Over the years, criminals have subjected their victims to atrocious deeds globally. These include rape, defilement of minors, mass murder, intended murder, kidnapping and ransom demand, plane hijacking and robbery with violence among others.
Earlier in history, these crimes were subject to capital punishment or else, death penalty (Ellsworth & Gross, 1994). This served as form of preventing people from committing these crimes. During that time, the sentence was still controversial as some critics argued that it promoted rather than curbing the crime.
In the mid-year of 2011, a judge passed death sentence to Timothy McVeigh, a notorious United States (US) criminal responsible for the death of several innocent individuals in Oklahoma City’s federal building. This raised the question as to whether death penalty was the suitable punishment for such criminals or whether they actually reduce crime.
In the US, crime rates continue to soar. These rates are attributed to many factors, among them being unemployment. The youth are the worst hit by unemployment, and due to desperation, they resort crime related activities such as car theft, kidnapping and asking for ransom (Schaefer, 2009).
Additionally, due to abject poverty caused by unemployment they join organized gang groups and terror squads such as Al Qaeda with the aim of making money. Drugs and alcohol, on the other hand, have forced many people into drugs. Therefore, due to the effects of alcohol, people, particularly youth, have impaired judgments and thus they become vulnerable to crime related activities. The permissive nature of today’s parents has also contributed to crime rates.
Most countries have abolished capital punishment and resorted to other measures to control crime, among them being life imprisonment. Furthermore, some even term it as legalized murder especially where the law wrongly convicted innocent victims. Conversely, some countries still practice death penalty as a form of encumbering capital crimes. In this view, critics argue that two blunders do not solve predicaments.
Statistics have shown that death penalty does deter crime. Studies show a link between capital punishment and decline in murder cases. Most states in the US are currently peaceful because criminals fear arrest, prosecution and finally execution (Greenberg & West, 2008).
Due to this fear of death, many criminals have changed for better. Furthermore, imposing death penalty has reduced the population of individual criminals. Those sentenced will never repeat the act, as they no longer have life. Additionally, this serves as a lesson to other potential criminals.
Additionally, before the introduction of capital punishment, the law had convicted many murder suspects and they were freely roaming in the streets. Thus, death penalty reduces such cases. This poses as retribution. Other crime specialists argue that capital punishment for convicts is cheaper than imprisonment.
In my opinion, I strongly support capital punishment.

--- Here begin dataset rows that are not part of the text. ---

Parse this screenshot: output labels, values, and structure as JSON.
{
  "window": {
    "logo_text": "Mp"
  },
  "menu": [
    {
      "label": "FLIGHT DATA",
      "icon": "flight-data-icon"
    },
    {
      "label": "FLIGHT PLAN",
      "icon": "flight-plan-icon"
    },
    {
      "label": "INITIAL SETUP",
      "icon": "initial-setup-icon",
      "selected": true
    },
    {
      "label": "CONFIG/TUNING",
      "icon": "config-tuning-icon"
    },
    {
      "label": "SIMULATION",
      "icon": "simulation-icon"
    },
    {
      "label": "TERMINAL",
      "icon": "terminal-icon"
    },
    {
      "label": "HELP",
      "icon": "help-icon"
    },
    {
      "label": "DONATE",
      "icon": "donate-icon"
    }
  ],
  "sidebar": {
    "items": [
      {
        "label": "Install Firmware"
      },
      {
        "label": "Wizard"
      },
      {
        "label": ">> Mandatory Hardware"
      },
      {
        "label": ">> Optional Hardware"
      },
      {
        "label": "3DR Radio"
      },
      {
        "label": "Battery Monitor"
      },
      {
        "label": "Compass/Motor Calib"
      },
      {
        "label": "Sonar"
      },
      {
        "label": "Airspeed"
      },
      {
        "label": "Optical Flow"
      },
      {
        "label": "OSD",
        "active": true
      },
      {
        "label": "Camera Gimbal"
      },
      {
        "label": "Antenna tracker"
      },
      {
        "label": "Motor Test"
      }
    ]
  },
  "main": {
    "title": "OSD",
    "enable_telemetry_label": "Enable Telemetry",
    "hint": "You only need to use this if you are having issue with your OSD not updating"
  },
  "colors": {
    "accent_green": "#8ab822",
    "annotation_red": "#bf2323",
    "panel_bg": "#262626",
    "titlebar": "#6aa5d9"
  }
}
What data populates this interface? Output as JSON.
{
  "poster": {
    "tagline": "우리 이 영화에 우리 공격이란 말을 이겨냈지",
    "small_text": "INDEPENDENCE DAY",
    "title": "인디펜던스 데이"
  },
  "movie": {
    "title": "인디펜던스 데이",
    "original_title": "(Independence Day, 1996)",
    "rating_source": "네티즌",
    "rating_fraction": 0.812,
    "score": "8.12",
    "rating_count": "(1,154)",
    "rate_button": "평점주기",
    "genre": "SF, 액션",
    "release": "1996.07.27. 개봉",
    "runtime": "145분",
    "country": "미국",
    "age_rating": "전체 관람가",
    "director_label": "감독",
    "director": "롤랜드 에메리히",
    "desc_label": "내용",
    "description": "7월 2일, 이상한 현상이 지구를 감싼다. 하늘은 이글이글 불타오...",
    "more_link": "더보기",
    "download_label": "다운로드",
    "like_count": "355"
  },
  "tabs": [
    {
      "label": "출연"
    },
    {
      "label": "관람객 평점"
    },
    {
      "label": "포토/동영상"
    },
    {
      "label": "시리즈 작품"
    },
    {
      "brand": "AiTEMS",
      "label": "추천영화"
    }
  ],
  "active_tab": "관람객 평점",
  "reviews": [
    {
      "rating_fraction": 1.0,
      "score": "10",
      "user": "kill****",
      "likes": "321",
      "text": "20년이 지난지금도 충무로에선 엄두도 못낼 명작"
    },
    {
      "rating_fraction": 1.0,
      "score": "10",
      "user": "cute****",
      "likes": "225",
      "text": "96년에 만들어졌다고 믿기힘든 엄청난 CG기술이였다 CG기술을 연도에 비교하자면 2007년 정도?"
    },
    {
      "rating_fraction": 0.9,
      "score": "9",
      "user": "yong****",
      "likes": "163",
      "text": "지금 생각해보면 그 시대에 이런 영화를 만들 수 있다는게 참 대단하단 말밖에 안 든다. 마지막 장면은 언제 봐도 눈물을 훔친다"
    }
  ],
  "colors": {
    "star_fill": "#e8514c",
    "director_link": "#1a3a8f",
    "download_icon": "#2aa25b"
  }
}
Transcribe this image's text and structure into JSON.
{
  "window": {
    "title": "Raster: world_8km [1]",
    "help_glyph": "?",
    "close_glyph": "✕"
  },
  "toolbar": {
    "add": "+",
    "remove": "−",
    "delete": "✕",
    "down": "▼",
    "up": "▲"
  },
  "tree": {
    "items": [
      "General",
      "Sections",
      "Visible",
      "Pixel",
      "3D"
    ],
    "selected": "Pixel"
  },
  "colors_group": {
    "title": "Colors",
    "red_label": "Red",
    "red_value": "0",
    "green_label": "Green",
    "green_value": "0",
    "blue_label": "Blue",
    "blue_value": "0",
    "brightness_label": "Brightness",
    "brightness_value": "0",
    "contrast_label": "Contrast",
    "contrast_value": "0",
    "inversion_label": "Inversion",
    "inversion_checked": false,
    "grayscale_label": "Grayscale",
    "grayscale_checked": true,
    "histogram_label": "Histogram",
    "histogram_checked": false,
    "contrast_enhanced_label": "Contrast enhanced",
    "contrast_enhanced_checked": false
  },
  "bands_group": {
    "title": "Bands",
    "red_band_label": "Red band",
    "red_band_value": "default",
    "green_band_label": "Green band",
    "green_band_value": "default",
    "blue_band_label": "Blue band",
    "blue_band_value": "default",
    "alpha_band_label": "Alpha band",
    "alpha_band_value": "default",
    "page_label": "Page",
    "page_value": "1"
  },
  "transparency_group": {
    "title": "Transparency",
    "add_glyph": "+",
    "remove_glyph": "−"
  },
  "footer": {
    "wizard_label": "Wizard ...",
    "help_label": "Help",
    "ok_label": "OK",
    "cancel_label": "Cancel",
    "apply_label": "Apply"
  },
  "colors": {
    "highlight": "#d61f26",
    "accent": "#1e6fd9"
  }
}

Among the reasons for this, is safe environment for citizens. It is clear that death penalty reduces crime rates by checking the number of individual criminals and works as repulsion for ‘wannabe’ criminals. Additionally, the law imprisoned the murderers; some may end up killing fellow inmates and thus, heighten he cases of murder.
Conversely, youth should not be subject to death penalty largely because the impact is not the same as in adults. Firstly, some youths are too young to understand the crime they have committed. Additionally some youth are subject to torture in their family and thus they end committing atrocious crimes, which they never intended. The government should give the youth a chance to turn around their behavior, and eventually, their character. Secondly, the law should consider whether it is the youth’s first such crime.
Ellsworth, P. & Gross, S. (1994). Hardening of the Attitudes: Americans’ Views on the Death Penalty. Journal of Social Issues, 50, 19–52.
Greenberg, D. & West, V. (2008). Siting the Death Penalty Internationally. Law & Social Inquiry, 33, 295–343.
Schaefer, R.T. (2009). Sociology: A brief introduction. (8th ed.) New York, NY: McGraw Hill.